> Goal of the exercise: Below are some records. Pull every line that contains the word "this".

App and web page records
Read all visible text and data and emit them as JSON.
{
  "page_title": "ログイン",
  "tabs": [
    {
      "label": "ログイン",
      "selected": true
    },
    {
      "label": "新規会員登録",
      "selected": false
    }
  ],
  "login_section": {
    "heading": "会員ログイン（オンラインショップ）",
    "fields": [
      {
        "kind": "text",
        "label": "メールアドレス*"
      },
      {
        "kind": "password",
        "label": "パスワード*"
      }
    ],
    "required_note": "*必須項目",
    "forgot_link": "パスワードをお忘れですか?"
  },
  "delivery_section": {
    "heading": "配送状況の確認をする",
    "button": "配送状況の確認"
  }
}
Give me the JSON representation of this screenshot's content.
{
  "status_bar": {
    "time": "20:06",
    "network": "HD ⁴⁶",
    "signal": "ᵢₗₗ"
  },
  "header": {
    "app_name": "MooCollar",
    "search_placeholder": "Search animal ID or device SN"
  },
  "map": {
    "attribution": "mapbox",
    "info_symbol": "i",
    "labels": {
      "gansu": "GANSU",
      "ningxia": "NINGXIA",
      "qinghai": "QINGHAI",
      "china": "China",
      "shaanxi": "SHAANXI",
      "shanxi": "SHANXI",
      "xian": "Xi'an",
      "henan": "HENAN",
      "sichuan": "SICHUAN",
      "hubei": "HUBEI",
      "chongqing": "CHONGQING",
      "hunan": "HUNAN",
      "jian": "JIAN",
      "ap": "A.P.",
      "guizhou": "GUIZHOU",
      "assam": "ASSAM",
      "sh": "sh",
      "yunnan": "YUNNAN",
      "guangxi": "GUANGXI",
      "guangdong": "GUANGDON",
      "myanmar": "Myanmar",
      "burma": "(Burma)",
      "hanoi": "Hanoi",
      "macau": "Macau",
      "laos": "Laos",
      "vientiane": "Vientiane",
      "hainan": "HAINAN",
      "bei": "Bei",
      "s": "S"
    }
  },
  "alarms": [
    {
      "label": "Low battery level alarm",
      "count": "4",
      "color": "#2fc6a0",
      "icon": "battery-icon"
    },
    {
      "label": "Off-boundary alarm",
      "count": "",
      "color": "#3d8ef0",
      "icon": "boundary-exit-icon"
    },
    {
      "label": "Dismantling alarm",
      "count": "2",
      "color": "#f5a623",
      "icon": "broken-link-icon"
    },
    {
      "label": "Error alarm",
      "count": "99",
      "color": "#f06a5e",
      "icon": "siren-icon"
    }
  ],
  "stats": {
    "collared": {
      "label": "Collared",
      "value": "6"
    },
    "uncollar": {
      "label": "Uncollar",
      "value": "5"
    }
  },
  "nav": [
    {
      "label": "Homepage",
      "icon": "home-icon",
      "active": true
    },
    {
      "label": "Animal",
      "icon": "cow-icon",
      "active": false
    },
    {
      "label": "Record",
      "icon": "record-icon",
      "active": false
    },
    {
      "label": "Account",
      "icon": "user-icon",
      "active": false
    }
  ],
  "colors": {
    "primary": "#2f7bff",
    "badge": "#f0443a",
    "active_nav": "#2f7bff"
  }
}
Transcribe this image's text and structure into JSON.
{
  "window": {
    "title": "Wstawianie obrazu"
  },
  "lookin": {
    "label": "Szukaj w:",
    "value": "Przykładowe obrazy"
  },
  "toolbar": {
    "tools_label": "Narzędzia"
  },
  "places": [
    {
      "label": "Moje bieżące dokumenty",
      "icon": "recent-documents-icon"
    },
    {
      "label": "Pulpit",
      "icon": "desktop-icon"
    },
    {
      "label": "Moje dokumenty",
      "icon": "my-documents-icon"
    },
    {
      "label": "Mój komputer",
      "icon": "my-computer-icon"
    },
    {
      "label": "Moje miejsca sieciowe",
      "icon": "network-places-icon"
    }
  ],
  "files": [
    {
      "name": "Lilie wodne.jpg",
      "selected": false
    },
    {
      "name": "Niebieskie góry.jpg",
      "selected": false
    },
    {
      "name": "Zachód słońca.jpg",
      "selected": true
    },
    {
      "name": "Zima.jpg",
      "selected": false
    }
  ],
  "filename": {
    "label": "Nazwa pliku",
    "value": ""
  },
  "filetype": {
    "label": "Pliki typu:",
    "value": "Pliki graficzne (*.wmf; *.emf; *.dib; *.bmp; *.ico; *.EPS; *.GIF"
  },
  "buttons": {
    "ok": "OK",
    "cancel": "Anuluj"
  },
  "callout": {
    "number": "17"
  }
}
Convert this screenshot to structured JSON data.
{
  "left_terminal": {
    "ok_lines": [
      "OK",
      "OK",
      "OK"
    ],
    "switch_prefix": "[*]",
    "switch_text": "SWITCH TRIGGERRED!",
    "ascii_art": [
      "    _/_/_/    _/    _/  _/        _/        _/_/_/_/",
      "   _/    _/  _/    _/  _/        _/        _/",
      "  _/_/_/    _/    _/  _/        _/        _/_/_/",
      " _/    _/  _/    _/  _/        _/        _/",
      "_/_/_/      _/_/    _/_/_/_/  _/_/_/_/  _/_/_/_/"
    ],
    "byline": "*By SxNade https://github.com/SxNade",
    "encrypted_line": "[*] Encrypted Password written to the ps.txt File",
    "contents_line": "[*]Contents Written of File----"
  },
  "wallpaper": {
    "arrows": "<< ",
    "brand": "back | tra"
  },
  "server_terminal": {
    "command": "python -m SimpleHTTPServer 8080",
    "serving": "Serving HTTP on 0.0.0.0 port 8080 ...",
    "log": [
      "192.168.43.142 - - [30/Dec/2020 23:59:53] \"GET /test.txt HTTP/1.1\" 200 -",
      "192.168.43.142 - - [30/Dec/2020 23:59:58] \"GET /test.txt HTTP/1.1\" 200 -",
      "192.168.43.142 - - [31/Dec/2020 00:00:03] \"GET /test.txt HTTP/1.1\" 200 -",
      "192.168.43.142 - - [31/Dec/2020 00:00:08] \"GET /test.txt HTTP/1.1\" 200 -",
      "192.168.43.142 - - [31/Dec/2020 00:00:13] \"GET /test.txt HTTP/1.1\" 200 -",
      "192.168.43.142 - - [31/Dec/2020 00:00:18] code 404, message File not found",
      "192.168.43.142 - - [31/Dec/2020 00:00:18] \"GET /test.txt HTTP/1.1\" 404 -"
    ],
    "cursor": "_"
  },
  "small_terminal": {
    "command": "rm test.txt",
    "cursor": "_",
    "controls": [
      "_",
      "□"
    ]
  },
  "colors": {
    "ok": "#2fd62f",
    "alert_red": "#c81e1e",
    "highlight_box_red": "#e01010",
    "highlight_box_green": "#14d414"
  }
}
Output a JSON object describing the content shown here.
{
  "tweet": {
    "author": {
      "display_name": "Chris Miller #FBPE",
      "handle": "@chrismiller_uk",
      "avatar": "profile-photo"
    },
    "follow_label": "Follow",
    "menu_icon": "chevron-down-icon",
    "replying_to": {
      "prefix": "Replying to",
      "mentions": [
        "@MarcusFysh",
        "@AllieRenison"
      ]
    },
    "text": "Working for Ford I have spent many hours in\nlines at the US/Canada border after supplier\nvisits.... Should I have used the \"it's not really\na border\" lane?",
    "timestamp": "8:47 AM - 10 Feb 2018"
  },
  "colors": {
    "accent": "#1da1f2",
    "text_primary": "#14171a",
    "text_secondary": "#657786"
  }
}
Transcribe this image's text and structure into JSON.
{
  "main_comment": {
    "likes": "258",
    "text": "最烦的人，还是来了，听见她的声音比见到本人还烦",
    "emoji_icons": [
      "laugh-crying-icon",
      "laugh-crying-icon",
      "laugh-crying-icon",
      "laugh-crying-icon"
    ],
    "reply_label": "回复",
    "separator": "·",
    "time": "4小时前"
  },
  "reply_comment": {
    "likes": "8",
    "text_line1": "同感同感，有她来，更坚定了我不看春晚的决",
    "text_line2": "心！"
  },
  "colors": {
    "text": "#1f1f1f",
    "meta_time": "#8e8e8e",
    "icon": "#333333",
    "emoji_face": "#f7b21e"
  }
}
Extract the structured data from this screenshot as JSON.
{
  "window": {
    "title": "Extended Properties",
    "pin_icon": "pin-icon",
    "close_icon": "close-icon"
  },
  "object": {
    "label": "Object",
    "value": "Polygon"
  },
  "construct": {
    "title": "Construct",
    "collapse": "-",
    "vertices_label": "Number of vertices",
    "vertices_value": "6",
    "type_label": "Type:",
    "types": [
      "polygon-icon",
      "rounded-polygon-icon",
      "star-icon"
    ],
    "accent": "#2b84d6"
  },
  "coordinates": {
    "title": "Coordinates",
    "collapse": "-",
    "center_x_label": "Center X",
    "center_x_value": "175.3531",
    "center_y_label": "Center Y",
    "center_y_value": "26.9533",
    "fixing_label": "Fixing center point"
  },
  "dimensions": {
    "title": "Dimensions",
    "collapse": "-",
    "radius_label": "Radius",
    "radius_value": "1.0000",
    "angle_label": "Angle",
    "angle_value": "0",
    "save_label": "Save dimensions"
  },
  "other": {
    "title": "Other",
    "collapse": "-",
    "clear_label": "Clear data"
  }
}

> Answer section:
Give me the JSON representation of this screenshot's content.
Transcribe this image's text and structure into JSON.
Convert this screenshot to structured JSON data.
Transcribe this image's text and structure into JSON.
Extract the structured data from this screenshot as JSON.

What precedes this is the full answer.